According to a recent news article from WRAL, workers in Raleigh, North Carolina marched from the site of a fatal construction accident in remembrance of workers who died or suffered severe on-the-job injury.
Those taking part in the march included members of a national labor union, the North Carolina Counsel of Churches, a farm labor organization, and several other state workers’ rights group. This march was held on International Workers’ Memorial Day.
The site of the accident chosen as the starting place for this year’s march was the construction site where three workers died last month when scaffolding collapsed around a partially completed apartment building in downtown Raleigh. Marchers prayed for these three deceased workers and their families before commencing the march.
Marchers carried signs and placards with them listing the names of 109 North Carolina workers who died on the job in 2013. They carried those signs to state Department of Labor (DOL) offices. One of the messages they wanted to send to the state labor commissioner was about her alleged failure to meaningfully address child labor issues and issues pertaining to the rights of contract workers.
As our Charlotte workers’ compensation attorneys can explain, independent contractors often face particular difficulties when they are injured on the job. An employee is deemed eligible for compensation under the state’s workers’ compensation system, and employers are required to maintain workers’ compensation insurance or provide proof they are properly self-bonded and have funds set aside to pay any claims.
Independent contractors, on the other hand, are not considered employees, and thus not entitled to benefits or workers’ compensation benefits. There is a test as to whether a worker is an employee or an independent contractor, and there are many factors as part of this, but there are only four or five courts really consider when making a determination.
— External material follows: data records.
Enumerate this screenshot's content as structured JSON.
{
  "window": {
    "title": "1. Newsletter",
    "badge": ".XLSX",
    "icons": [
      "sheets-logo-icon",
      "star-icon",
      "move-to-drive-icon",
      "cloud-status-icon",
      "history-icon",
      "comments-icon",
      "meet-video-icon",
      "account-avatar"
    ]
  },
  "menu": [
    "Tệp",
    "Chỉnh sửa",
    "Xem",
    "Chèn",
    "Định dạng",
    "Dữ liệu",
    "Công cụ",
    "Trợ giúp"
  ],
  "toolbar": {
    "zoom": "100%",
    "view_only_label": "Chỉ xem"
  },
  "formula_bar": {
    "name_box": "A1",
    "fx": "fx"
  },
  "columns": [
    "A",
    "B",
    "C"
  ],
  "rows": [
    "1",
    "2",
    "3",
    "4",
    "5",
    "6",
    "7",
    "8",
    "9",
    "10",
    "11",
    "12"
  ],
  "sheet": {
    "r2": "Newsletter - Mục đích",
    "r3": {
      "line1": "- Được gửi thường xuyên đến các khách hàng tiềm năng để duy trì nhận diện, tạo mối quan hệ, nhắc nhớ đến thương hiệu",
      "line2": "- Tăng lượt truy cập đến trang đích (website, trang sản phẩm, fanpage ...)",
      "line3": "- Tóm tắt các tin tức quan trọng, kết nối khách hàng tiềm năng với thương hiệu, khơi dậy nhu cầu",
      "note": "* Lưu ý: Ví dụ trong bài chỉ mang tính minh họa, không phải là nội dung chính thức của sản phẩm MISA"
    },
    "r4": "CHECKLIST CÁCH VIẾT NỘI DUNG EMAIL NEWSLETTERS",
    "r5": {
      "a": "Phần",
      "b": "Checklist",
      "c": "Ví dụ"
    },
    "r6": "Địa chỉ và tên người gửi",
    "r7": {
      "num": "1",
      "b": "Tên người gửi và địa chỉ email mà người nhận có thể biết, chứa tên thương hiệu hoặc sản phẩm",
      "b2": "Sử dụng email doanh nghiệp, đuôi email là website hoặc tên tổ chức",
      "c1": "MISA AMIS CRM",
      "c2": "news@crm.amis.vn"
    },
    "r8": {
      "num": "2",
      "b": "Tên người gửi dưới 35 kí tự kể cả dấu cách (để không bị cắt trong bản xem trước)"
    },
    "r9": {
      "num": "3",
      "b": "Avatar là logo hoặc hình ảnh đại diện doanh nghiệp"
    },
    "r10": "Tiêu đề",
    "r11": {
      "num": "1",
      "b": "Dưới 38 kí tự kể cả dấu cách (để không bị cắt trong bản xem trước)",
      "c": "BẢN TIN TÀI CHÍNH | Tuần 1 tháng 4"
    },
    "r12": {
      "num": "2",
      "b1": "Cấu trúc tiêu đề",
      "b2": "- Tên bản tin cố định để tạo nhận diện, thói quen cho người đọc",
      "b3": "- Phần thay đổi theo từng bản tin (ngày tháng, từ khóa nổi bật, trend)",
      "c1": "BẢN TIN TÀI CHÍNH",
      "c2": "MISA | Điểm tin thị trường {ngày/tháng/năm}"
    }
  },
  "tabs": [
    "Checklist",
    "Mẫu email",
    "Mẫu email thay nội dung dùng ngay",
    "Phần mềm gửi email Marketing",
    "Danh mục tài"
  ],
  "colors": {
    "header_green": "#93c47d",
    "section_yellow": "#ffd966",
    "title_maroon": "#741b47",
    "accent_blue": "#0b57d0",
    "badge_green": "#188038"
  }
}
The most important factor is often called the control test. Under the control test, courts look at how much control an employer or contractor has over worker’s performance. For example, if you hire someone to paint your garage, you typically pick a color and let them go to work. They provide their own tools and equipment, use as many workers as they deem necessary, and get the job without your involvement or interference. Once the job is complete, they show you the work and ask what you think. In this case, you have hired an independent contractor to paint your garage. You do not have an employee.
On the other hand, if a contractor is hired to paint your garage, and he hires someone to work for him, he will probably supervise the employee’s conduct, pay the employee for the number of hours on the job, routinely inspect the work while it is still underway, and make changes when necessary. This painter is probably an employee of contractor.
A problem arises when a construction company hires people as laborers and supervises them as if they were employees, but tells them when to get to work, when to take breaks, and when to leave, and then tries to treat them like independent contractors when it comes to denying them benefits.
If you have been injured at work, contact the Lee Law Offices at 800-887-1965.
Workers’ advocates march from site of fatal construction accident , April 28, 2015, WRAL
More Blog Entries:
Shubert v. Macy’s West, Inc. – Failure to Adhere to Care Plan, March 19, 2015, Charlotte Workers’ Compensation Lawyer Blog